During that time my Iraqi friend, Insaf Safou, made it her ministry to restore everyday self-worth for women made homeless and abused by ISIS.
“Daesh [the Arabic word for ISIS] destroyed our culture, our churches, and our lives. But women have life-giving power within them, and Daesh cannot destroy the God who made us; they cannot kill our God-given dignity.”
Insaf, a former refugee herself, knew the importance of restoring what ISIS had shattered for women in Iraq and Syria. “They need to build their dignity as much as feed their families,” she said.

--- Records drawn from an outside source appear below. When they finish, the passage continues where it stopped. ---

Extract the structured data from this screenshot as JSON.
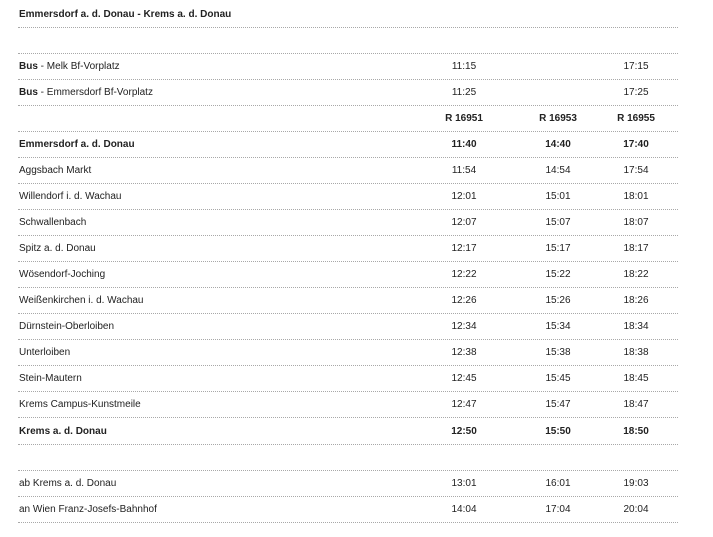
{
  "title": "Emmersdorf a. d. Donau - Krems a. d. Donau",
  "connections": [
    {
      "mode": "Bus",
      "stop": "Melk Bf-Vorplatz",
      "times": [
        "11:15",
        "",
        "17:15"
      ]
    },
    {
      "mode": "Bus",
      "stop": "Emmersdorf Bf-Vorplatz",
      "times": [
        "11:25",
        "",
        "17:25"
      ]
    }
  ],
  "trains": [
    "R 16951",
    "R 16953",
    "R 16955"
  ],
  "stops": [
    {
      "name": "Emmersdorf a. d. Donau",
      "times": [
        "11:40",
        "14:40",
        "17:40"
      ],
      "bold": true
    },
    {
      "name": "Aggsbach Markt",
      "times": [
        "11:54",
        "14:54",
        "17:54"
      ]
    },
    {
      "name": "Willendorf i. d. Wachau",
      "times": [
        "12:01",
        "15:01",
        "18:01"
      ]
    },
    {
      "name": "Schwallenbach",
      "times": [
        "12:07",
        "15:07",
        "18:07"
      ]
    },
    {
      "name": "Spitz a. d. Donau",
      "times": [
        "12:17",
        "15:17",
        "18:17"
      ]
    },
    {
      "name": "Wösendorf-Joching",
      "times": [
        "12:22",
        "15:22",
        "18:22"
      ]
    },
    {
      "name": "Weißenkirchen i. d. Wachau",
      "times": [
        "12:26",
        "15:26",
        "18:26"
      ]
    },
    {
      "name": "Dürnstein-Oberloiben",
      "times": [
        "12:34",
        "15:34",
        "18:34"
      ]
    },
    {
      "name": "Unterloiben",
      "times": [
        "12:38",
        "15:38",
        "18:38"
      ]
    },
    {
      "name": "Stein-Mautern",
      "times": [
        "12:45",
        "15:45",
        "18:45"
      ]
    },
    {
      "name": "Krems Campus-Kunstmeile",
      "times": [
        "12:47",
        "15:47",
        "18:47"
      ]
    },
    {
      "name": "Krems a. d. Donau",
      "times": [
        "12:50",
        "15:50",
        "18:50"
      ],
      "bold": true
    }
  ],
  "onward": [
    {
      "name": "ab Krems a. d. Donau",
      "times": [
        "13:01",
        "16:01",
        "19:03"
      ]
    },
    {
      "name": "an Wien Franz-Josefs-Bahnhof",
      "times": [
        "14:04",
        "17:04",
        "20:04"
      ]
    }
  ]
}
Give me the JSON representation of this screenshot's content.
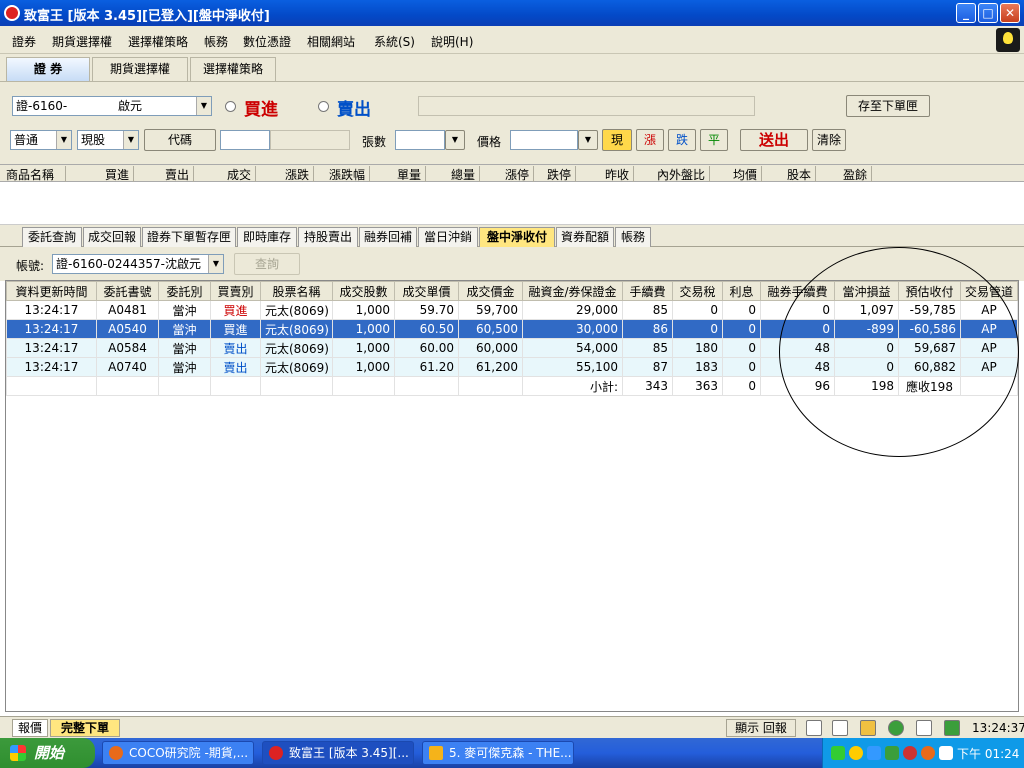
{
  "window": {
    "title": "致富王 [版本 3.45][已登入][盤中淨收付]",
    "min": "_",
    "max": "□",
    "close": "✕"
  },
  "menu": [
    "證券",
    "期貨選擇權",
    "選擇權策略",
    "帳務",
    "數位憑證",
    "相關網站",
    "系統(S)",
    "說明(H)"
  ],
  "top_tabs": [
    "證 券",
    "期貨選擇權",
    "選擇權策略"
  ],
  "order": {
    "account": "證-6160-",
    "account_name": "啟元",
    "buy_label": "買進",
    "sell_label": "賣出",
    "save_button": "存至下單匣",
    "type": "普通",
    "kind": "現股",
    "code_button": "代碼",
    "qty_label": "張數",
    "price_label": "價格",
    "btn_now": "現",
    "btn_up": "漲",
    "btn_down": "跌",
    "btn_flat": "平",
    "send_button": "送出",
    "clear_button": "清除"
  },
  "quote_headers": [
    "商品名稱",
    "買進",
    "賣出",
    "成交",
    "漲跌",
    "漲跌幅",
    "單量",
    "總量",
    "漲停",
    "跌停",
    "昨收",
    "內外盤比",
    "均價",
    "股本",
    "盈餘"
  ],
  "sub_tabs": [
    "委託查詢",
    "成交回報",
    "證券下單暫存匣",
    "即時庫存",
    "持股賣出",
    "融券回補",
    "當日沖銷",
    "盤中淨收付",
    "資券配額",
    "帳務"
  ],
  "account_bar": {
    "label": "帳號:",
    "value": "證-6160-0244357-沈啟元",
    "query_button": "查詢"
  },
  "grid": {
    "headers": [
      "資料更新時間",
      "委託書號",
      "委託別",
      "買賣別",
      "股票名稱",
      "成交股數",
      "成交單價",
      "成交價金",
      "融資金/券保證金",
      "手續費",
      "交易稅",
      "利息",
      "融券手續費",
      "當沖損益",
      "預估收付",
      "交易管道"
    ],
    "rows": [
      [
        "13:24:17",
        "A0481",
        "當沖",
        "買進",
        "元太(8069)",
        "1,000",
        "59.70",
        "59,700",
        "29,000",
        "85",
        "0",
        "0",
        "0",
        "1,097",
        "-59,785",
        "AP"
      ],
      [
        "13:24:17",
        "A0540",
        "當沖",
        "買進",
        "元太(8069)",
        "1,000",
        "60.50",
        "60,500",
        "30,000",
        "86",
        "0",
        "0",
        "0",
        "-899",
        "-60,586",
        "AP"
      ],
      [
        "13:24:17",
        "A0584",
        "當沖",
        "賣出",
        "元太(8069)",
        "1,000",
        "60.00",
        "60,000",
        "54,000",
        "85",
        "180",
        "0",
        "48",
        "0",
        "59,687",
        "AP"
      ],
      [
        "13:24:17",
        "A0740",
        "當沖",
        "賣出",
        "元太(8069)",
        "1,000",
        "61.20",
        "61,200",
        "55,100",
        "87",
        "183",
        "0",
        "48",
        "0",
        "60,882",
        "AP"
      ]
    ],
    "subtotal": {
      "label": "小計:",
      "fee": "343",
      "tax": "363",
      "interest": "0",
      "short_fee": "96",
      "pl": "198",
      "receivable": "應收198"
    },
    "selected_row": 1
  },
  "status": {
    "left_tabs": [
      "報價",
      "完整下單"
    ],
    "show_report": "顯示 回報",
    "clock": "13:24:37"
  },
  "taskbar": {
    "start": "開始",
    "tasks": [
      "COCO研究院 -期貨,...",
      "致富王 [版本 3.45][...",
      "5. 麥可傑克森 - THE..."
    ],
    "clock": "下午 01:24"
  },
  "colors": {
    "title_blue": "#0349c7",
    "buy": "#cc0000",
    "sell": "#0050c8",
    "selected": "#316ac5",
    "active_tab": "#ffe680"
  }
}
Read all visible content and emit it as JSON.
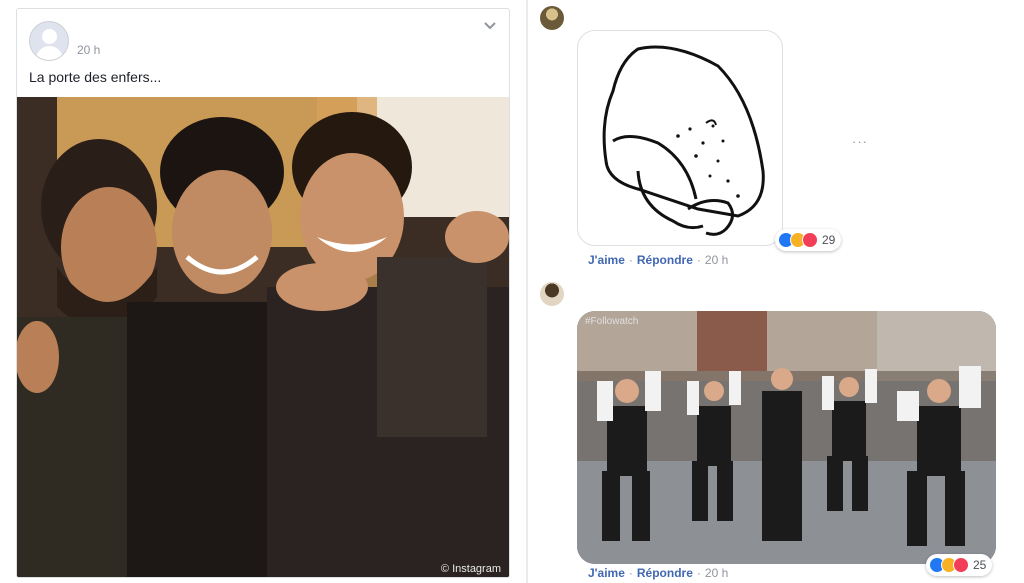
{
  "post": {
    "time": "20 h",
    "text": "La porte des enfers...",
    "photo_credit": "© Instagram",
    "options_icon": "chevron-down-icon"
  },
  "comments": [
    {
      "attachment": "sticker",
      "reactions": {
        "icons": [
          "like",
          "haha",
          "love"
        ],
        "count": "29"
      },
      "actions": {
        "like": "J'aime",
        "reply": "Répondre",
        "time": "20 h"
      },
      "more": "···"
    },
    {
      "attachment": "gif",
      "gif_tag": "#Followatch",
      "reactions": {
        "icons": [
          "like",
          "haha",
          "love"
        ],
        "count": "25"
      },
      "actions": {
        "like": "J'aime",
        "reply": "Répondre",
        "time": "20 h"
      }
    }
  ],
  "colors": {
    "link": "#4267b2",
    "meta": "#90949c",
    "like": "#2078f4",
    "haha": "#f7b125",
    "love": "#f33e58"
  }
}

She believed in small projects, and that small projects would grow into larger community efforts. Once a tailor in Baghdad, she helped women with simple sewing projects. When mastered, these could help them grow businesses, sewing to support their own families, then to employ and pay other women, and in that way support whole communities.
Today Insaf’s daughter runs one such business in Iraq, Hopeful Hands. It employs Syrian and Iraqi women, Muslims and Christians, in a growing sewing cooperative. They make sheet sets and other home furnishings, and recently completed an order of graduation gowns for a local university.
For those who’ve lost their homes and most of their possessions, such work gives them more than income. It gives them routine and a sense of purpose. They learn to pray and care for one another, too.
The future of human dignity is always up for grabs, and at the same time always assured, not on what man does but on what God did, forming us from dust into his very image and spreading the love of Jesus abroad in human hearts.